Your answer should be every line of the records that contains the word "indicator".

Dataset:
□ □ □ □

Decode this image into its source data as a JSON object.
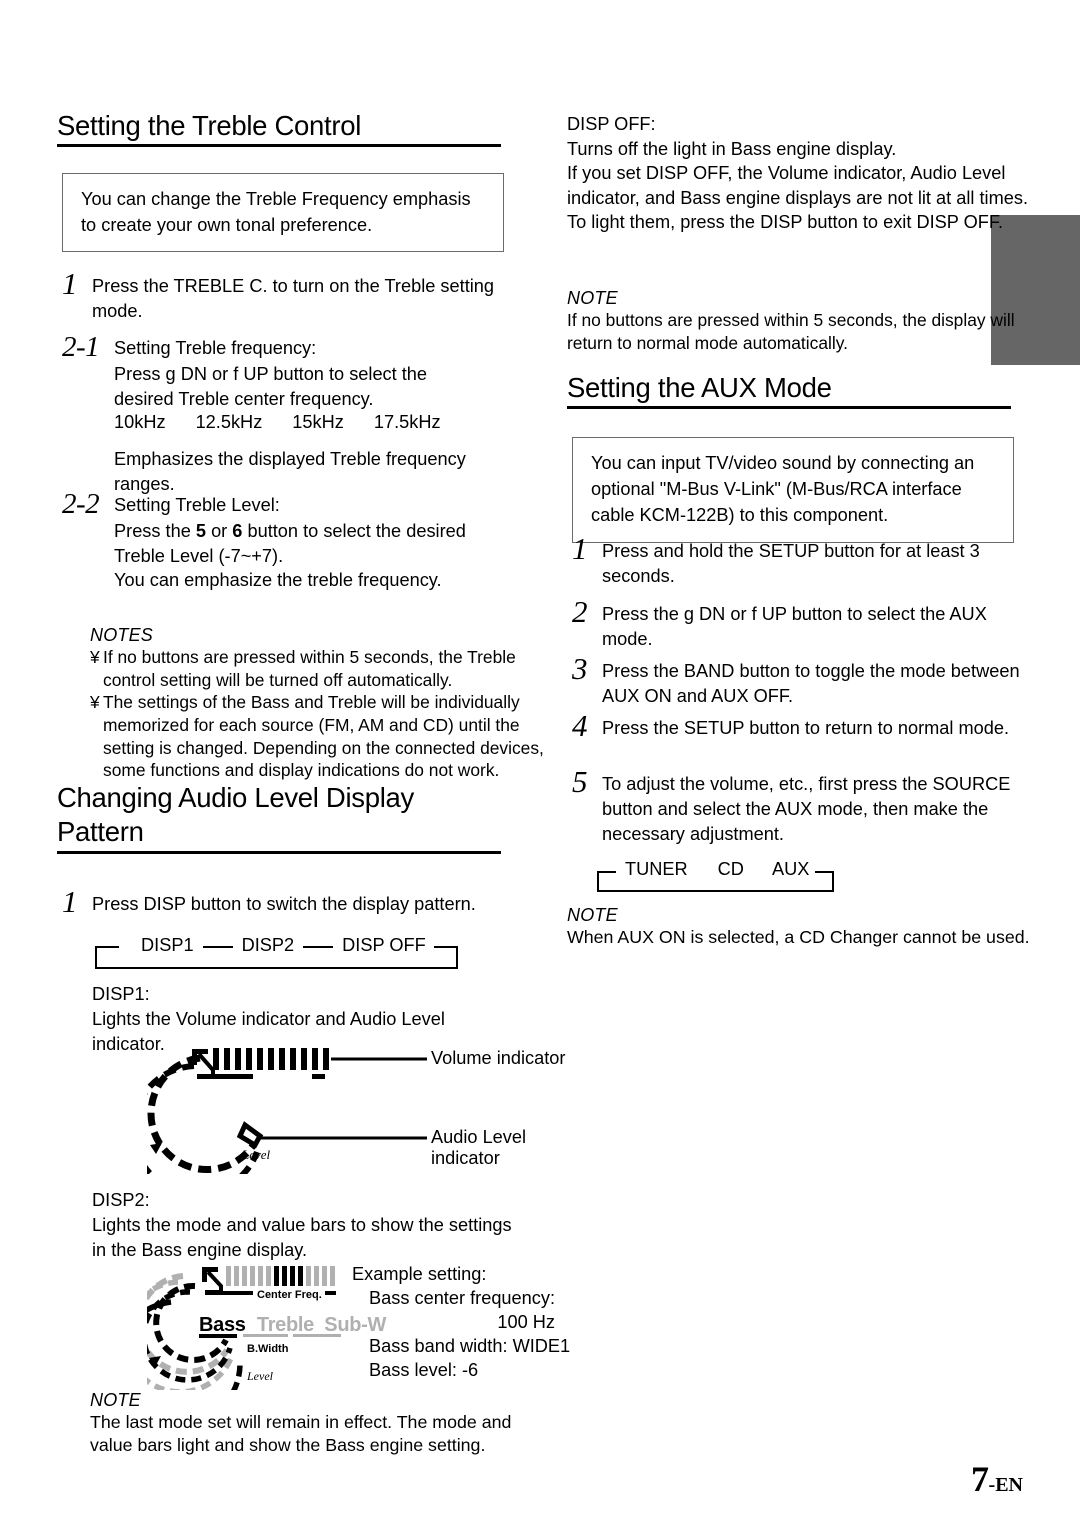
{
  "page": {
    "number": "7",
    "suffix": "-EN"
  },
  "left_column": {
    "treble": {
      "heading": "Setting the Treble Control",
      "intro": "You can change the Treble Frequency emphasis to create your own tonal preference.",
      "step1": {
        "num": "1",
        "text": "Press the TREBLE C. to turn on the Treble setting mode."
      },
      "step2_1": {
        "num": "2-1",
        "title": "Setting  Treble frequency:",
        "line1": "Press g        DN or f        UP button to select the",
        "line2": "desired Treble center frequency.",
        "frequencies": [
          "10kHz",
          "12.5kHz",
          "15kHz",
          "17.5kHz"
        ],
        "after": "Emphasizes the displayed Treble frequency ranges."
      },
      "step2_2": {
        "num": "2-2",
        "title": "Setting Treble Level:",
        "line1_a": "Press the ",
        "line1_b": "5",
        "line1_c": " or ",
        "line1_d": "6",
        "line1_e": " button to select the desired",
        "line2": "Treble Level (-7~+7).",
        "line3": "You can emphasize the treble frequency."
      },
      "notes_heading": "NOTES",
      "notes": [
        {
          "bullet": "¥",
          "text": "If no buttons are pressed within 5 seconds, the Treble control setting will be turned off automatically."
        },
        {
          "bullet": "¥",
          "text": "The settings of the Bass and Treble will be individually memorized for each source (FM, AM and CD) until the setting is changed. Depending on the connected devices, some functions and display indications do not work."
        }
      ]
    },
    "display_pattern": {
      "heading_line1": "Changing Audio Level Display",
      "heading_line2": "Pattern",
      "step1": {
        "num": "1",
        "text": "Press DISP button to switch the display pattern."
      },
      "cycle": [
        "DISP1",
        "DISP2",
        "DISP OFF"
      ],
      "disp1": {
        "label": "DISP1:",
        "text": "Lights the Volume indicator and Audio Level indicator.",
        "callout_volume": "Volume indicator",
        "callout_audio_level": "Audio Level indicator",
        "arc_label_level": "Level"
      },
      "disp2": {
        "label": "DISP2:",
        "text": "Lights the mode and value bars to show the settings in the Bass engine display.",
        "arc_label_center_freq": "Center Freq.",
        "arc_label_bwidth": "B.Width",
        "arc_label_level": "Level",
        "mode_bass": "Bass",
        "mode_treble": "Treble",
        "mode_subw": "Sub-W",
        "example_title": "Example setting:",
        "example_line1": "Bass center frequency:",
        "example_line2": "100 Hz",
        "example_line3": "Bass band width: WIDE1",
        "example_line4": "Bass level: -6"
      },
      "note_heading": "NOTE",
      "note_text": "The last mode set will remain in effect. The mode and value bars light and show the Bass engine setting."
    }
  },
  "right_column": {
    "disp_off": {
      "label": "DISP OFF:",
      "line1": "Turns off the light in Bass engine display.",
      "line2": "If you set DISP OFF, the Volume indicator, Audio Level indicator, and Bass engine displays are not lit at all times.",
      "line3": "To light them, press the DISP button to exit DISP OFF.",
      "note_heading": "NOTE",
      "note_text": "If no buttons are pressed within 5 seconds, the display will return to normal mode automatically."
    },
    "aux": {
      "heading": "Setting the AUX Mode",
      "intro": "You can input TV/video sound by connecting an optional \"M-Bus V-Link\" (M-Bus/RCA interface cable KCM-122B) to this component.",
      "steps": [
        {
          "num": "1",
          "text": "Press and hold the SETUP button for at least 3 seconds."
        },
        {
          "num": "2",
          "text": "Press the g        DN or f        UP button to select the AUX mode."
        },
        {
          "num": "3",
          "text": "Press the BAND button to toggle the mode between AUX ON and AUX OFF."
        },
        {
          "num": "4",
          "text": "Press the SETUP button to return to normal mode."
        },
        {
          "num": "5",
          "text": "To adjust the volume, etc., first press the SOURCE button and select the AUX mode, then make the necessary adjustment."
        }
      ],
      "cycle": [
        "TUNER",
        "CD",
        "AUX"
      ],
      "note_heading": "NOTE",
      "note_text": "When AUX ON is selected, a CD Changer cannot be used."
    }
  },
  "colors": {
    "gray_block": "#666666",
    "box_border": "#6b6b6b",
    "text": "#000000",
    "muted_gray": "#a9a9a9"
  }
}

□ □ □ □

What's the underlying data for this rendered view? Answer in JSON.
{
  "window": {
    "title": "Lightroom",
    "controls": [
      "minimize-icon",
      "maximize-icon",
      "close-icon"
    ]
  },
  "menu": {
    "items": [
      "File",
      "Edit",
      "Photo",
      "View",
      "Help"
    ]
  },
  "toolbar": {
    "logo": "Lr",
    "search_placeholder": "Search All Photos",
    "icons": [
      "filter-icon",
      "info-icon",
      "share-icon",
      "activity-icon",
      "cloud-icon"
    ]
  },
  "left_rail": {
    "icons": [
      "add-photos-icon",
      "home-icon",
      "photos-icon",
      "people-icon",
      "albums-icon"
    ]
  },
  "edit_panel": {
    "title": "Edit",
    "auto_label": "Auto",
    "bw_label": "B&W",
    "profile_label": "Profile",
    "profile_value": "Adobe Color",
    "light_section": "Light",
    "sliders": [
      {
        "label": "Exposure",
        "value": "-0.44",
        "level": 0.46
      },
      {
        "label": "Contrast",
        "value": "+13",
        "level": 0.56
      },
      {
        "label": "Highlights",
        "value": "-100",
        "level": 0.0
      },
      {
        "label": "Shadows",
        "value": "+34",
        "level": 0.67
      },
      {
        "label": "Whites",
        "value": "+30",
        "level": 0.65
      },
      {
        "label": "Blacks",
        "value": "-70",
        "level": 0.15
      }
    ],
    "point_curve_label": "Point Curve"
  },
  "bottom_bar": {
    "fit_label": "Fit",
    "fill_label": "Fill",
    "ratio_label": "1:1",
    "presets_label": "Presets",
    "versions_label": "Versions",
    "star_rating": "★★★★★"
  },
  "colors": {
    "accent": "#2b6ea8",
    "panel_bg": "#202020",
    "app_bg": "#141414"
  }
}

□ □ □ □

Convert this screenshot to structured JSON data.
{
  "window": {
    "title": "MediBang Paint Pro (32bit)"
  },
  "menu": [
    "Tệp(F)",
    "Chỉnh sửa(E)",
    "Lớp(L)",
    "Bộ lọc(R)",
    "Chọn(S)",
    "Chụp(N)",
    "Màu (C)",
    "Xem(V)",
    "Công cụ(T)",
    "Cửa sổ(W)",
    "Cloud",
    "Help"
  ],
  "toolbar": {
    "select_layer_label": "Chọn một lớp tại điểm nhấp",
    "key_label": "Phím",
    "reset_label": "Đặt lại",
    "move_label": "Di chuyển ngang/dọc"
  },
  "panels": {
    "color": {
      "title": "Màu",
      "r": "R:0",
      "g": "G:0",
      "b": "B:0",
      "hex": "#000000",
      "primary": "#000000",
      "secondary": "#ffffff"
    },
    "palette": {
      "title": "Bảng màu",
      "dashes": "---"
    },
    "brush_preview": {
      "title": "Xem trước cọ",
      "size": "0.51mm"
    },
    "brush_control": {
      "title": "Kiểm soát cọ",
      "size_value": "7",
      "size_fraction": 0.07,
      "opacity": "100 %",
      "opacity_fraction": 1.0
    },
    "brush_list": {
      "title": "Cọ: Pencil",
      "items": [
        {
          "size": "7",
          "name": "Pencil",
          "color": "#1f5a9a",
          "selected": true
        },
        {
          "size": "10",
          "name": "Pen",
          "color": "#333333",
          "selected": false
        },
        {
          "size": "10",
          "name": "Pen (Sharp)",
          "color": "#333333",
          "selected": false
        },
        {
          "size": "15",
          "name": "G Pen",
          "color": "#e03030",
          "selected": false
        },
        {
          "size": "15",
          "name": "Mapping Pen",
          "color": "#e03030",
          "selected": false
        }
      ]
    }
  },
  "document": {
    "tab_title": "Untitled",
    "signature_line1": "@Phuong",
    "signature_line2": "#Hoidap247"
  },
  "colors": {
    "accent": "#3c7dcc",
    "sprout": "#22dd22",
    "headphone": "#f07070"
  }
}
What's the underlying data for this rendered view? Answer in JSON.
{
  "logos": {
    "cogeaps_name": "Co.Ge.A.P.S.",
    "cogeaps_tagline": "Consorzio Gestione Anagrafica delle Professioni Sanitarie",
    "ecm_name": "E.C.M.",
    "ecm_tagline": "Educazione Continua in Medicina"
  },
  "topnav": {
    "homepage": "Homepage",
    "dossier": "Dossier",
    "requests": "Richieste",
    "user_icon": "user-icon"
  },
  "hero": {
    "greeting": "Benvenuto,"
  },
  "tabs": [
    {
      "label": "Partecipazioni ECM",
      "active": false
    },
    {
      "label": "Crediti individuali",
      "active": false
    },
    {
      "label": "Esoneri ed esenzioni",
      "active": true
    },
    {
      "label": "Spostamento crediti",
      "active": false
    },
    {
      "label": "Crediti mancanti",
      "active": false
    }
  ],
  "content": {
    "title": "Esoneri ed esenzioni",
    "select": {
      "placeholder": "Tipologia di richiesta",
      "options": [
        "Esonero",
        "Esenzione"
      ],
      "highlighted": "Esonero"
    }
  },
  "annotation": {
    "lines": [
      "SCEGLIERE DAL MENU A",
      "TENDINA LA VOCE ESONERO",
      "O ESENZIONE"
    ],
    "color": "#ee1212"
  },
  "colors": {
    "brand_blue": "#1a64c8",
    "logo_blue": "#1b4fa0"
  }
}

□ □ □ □

Your response:
        "text": "Lights the Volume indicator and Audio Level indicator.",
        "callout_volume": "Volume indicator",
        "callout_audio_level": "Audio Level indicator",
      "line2": "If you set DISP OFF, the Volume indicator, Audio Level indicator, and Bass engine displays are not lit at all times.",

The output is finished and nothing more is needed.